A man should first direct himself in the way he should go. Only then should he instruct others.
The CLEMMER Group did an extensive assessment with a divisional manager to diagnose the strengths and weaknesses within his division and implement a major change and improvement process. Our assessment report showed that the problems in the division’s customer service, quality, and productivity could be traced to one cause – the management team was dysfunctional. They were technicians and managers, not leaders. Their individual and collective leadership was weak. After reviewing the report with the division manager, we planned an off-site retreat with the management team to review the report and establish action plans. On the first morning of the retreat, the division manager presented everyone with a beautiful folder printed with the company logo and the words “Change Kit: Change Begins Here” on the outside. Upon opening the folder, each manager found a large mirror inside.
As a parent I am too often reminded of the old adage that says “children act like their parents – despite all attempts to teach them good manners.” When one of our kids does something I’m not especially pleased with, my first inclination is to wonder “where did you learn that?” If I reflect on it for a while, I can start to see where that behavior came from – their mother, of course!
Well, maybe not. If I am really honest and take a long look in the leadership mirror, I can see there’s no point in trying to put the blame elsewhere. But it is often tough to recognize our own behavior. It’s even tougher to admit to it. In my leadership training and coaching work with managers, I often see a variation of the old parenting adage: team members act like their leader – despite all attempts to train them otherwise.
I can’t build a team or organization different from me. I can’t change them into something I am not. That was the main theme of my third book, Pathways to Performance: A Guide to Transforming Yourself, Your Team, and Your Organization. This theme came from working with so many managers who bought our training programs or hired our consultants to implement such things as customer service programs, quality improvement processes, and culture changes. Too often the characteristics or skill sets they were trying to build in their organizations weren’t being modeled by the managers. This was like a single person – someone who’s never even been able to get a second date – providing marriage counseling.
Too often we see managers with a poor service ethic who don’t serve the servers trying to improve customer service. Managers with laughable personal time-management habits try to build process-discipline into their organization. Managers with little vision or boldness want more creative thinking. Managers who spend no time on the Internet and print off their e-mails try to implement e-business strategies. Managers with sloppy work habits try to improve quality. Managers who don’t follow through and keep commitments want more accountability in their organizations. Managers who show up late for meetings (or cancel them at the last minute) want a more disciplined organization. Caustic managers sarcastically tell team members to provide more respectful customer service. Managers who make snide remarks about their peers or other groups want more teamwork. Managers blaming “them” and making excuses for their own performance want to improve morale. Management teams with slow decision making processes want to build fast, flexible, and highly responsive organizations.
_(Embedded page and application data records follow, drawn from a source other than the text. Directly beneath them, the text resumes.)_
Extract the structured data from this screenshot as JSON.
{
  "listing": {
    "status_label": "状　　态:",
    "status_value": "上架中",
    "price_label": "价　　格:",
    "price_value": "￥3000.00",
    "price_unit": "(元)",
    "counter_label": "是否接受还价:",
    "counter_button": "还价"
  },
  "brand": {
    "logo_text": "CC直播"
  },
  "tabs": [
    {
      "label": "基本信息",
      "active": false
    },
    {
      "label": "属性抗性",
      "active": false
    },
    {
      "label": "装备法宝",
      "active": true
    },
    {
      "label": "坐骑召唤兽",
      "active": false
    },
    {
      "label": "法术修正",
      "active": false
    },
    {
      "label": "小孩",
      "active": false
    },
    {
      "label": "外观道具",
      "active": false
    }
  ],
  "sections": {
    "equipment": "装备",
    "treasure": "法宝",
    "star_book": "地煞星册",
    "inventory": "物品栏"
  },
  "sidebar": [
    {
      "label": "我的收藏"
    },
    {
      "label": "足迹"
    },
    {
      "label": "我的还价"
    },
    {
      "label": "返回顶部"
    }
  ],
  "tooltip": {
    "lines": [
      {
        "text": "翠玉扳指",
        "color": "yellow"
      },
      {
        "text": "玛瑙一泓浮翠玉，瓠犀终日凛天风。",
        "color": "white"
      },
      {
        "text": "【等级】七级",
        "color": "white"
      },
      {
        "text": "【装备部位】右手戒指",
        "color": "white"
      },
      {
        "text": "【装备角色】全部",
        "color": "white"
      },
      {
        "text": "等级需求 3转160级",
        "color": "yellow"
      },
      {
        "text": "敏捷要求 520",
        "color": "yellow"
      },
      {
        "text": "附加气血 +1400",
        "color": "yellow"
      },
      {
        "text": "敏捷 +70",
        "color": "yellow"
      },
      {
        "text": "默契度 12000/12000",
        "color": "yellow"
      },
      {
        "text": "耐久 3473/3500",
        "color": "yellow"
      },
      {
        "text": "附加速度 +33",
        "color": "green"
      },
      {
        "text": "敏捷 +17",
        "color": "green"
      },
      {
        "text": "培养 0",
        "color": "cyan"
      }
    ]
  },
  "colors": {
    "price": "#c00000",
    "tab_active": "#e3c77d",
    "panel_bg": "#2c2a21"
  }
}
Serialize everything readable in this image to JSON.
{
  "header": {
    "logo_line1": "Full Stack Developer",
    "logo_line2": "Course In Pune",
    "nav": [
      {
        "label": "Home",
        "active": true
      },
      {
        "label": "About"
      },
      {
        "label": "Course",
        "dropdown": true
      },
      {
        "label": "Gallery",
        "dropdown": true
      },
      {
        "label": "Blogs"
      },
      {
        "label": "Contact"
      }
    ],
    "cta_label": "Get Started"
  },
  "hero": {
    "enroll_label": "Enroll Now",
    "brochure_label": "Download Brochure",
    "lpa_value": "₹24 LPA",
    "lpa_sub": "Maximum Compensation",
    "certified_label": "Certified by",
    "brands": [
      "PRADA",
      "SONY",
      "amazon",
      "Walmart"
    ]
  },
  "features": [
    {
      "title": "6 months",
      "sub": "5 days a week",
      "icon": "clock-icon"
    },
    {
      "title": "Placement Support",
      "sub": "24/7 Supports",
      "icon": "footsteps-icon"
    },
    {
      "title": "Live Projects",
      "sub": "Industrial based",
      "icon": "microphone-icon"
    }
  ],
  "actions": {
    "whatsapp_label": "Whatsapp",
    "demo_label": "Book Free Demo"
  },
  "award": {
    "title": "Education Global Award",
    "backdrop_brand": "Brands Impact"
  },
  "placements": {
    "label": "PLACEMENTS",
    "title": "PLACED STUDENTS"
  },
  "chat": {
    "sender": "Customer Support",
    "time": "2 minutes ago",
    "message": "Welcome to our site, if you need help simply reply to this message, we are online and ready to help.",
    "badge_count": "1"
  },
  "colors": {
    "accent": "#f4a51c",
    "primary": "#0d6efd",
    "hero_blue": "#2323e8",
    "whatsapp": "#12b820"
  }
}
The message here, of course, is that changing them won’t succeed unless it is preceded by changing me. As Mahatma Gandhi said, “We must be the change we wish to see in this world.” It’s all too easy to come up with changes I’d like to see in others. It takes a lot more leadership courage to change me in order to change them. Strong leaders, seeing beyond their own immediate concerns, are not faint-hearted.
“It was awful,” she explained. “I was walking down Elm Street and there was a terrible accident. A man was thrown from his car and he was lying in the middle of the street. His leg was broken, his skull was fractured, and there was blood everywhere. Thank God I took that first-aid course.”
“What did you do?” he asked.
“I sat down and put my head between my knees to keep from fainting!”
We’ve all heard about the importance of leading by example. Unfortunately, this phrase has become such a worn-out clichй that it has lost its meaning. Everywhere we look today, there are examples of our failure to recognize words and actions that don’t match – like the sign on the door of a repair shop:
WE CAN REPAIR ANYTHING
(Please knock hard on the door…the bell doesn’t work)
One manager hired me to speak to the organization about the work-life balance themes in Growing the Distance. This was an ongoing theme for their last few annual conferences. A participant told me later that last year’s conference required everyone to travel on the Sunday to attend the Monday morning kickoff. That Sunday was Father’s Day.